Five Ways to Fix Our School Safety Problem


The horrific tragedy that took place in Parkland Florida is just the most recent in a long line of terrible events that have occurred in our schools.  Despite the shocking carnage and overwhelming sadness, students will return to schools that are fundamentally unsafe. Apparently, as a society, we are OK with that. It would appear that we are willing to defer substantive change in favor of arguments about guns, funding, and priorities. We delude ourselves that violence doesn’t happen that often, or that nothing bad will happen in our kid’s schools, and as a result, there will be more needless tragedies.


But it doesn’t have to be this way. Despite wildly divergent opinions on politics, guns, or education, there are a few simple measures on which we can all agree, that would help to fix our school safety problems:

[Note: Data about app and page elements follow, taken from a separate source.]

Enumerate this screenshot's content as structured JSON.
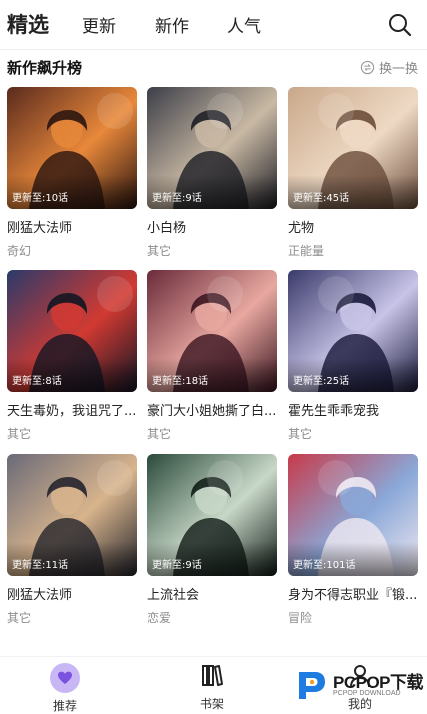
{
  "tabs": [
    {
      "label": "精选",
      "active": true
    },
    {
      "label": "更新",
      "active": false
    },
    {
      "label": "新作",
      "active": false
    },
    {
      "label": "人气",
      "active": false
    }
  ],
  "section": {
    "title": "新作飙升榜",
    "swap_label": "换一换"
  },
  "cards": [
    {
      "title": "刚猛大法师",
      "genre": "奇幻",
      "update": "更新至:10话",
      "palette": [
        "#5a2a1e",
        "#e8883a",
        "#2a1410"
      ]
    },
    {
      "title": "小白杨",
      "genre": "其它",
      "update": "更新至:9话",
      "palette": [
        "#3c3e48",
        "#c9b9a4",
        "#1c1d24"
      ]
    },
    {
      "title": "尤物",
      "genre": "正能量",
      "update": "更新至:45话",
      "palette": [
        "#c9a88a",
        "#eed9c4",
        "#6a4c3a"
      ]
    },
    {
      "title": "天生毒奶，我诅咒了...",
      "genre": "其它",
      "update": "更新至:8话",
      "palette": [
        "#2a3a6a",
        "#d23a32",
        "#101624"
      ]
    },
    {
      "title": "豪门大小姐她撕了白...",
      "genre": "其它",
      "update": "更新至:18话",
      "palette": [
        "#6a2a3a",
        "#e8a8a0",
        "#3a1420"
      ]
    },
    {
      "title": "霍先生乖乖宠我",
      "genre": "其它",
      "update": "更新至:25话",
      "palette": [
        "#3a3a6a",
        "#c8c4e8",
        "#18183a"
      ]
    },
    {
      "title": "刚猛大法师",
      "genre": "其它",
      "update": "更新至:11话",
      "palette": [
        "#6a6a78",
        "#d8b48c",
        "#24242c"
      ]
    },
    {
      "title": "上流社会",
      "genre": "恋爱",
      "update": "更新至:9话",
      "palette": [
        "#2a4a3a",
        "#c8d8c8",
        "#101c16"
      ]
    },
    {
      "title": "身为不得志职业『锻...",
      "genre": "冒险",
      "update": "更新至:101话",
      "palette": [
        "#c83a4a",
        "#8aa8d8",
        "#f0e8f0"
      ]
    }
  ],
  "bottom_nav": [
    {
      "label": "推荐",
      "icon": "heart-icon",
      "active": true
    },
    {
      "label": "书架",
      "icon": "bookshelf-icon",
      "active": false
    },
    {
      "label": "我的",
      "icon": "profile-icon",
      "active": false
    }
  ],
  "watermark": {
    "text": "PCPOP下载",
    "sub": "PCPOP DOWNLOAD"
  },
  "colors": {
    "accent": "#c9b7f5",
    "accent_dark": "#7a52e0",
    "muted_text": "#8c8c8c"
  }
}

  1. Stop arguing about gun control and start providing educators with the training the critically need. Let’s start at a place we can all agree: no one should be dying in our schools. It’s time to implement a common sense approach to school safety that is led by our educators.
  2. Stop buying stuff. Let’s spend the flurry of money that will be allocated in the wake of today’s tragedy by investing in people rather than buying stuff. Metal detectors, apps, and fencing won’t stop the next school shooter. Training in violence prevention, threat assessment, and crisis response might.
  3. Train everyone (not just administrators). Training and expertise in preventing and responding to crisis events needs to be de-centralized. Every person in every school – teachers, staff, students, parents – needs to have adequate, appropriate training in what to do when a crisis occurs.
  4. Prepare for all hazards. While active shooter situations are tragic and garner lots of media attention, the truth is that violence and crisis situations occur EVERY DAY in our schools. Planning, preparation, training, and response is required that focuses not just on active shooter (the least likely of events), but on all the other man-made and natural hazards that schools face each day.
  5. More law enforcement is not the answer. In a school crisis, educators ARE the first responders and should be trained as such.  Yet most conversations, decisions, and trainings about school safety are centered on and driven by a law enforcement perspective.



We don’t need more political rhetoric or recriminations. We don’t need to turn our schools into prisons. We don’t need to arm teachers or have cops in every classroom. We just need to have the will to plan, prepare, prevent, and train our educators NOW.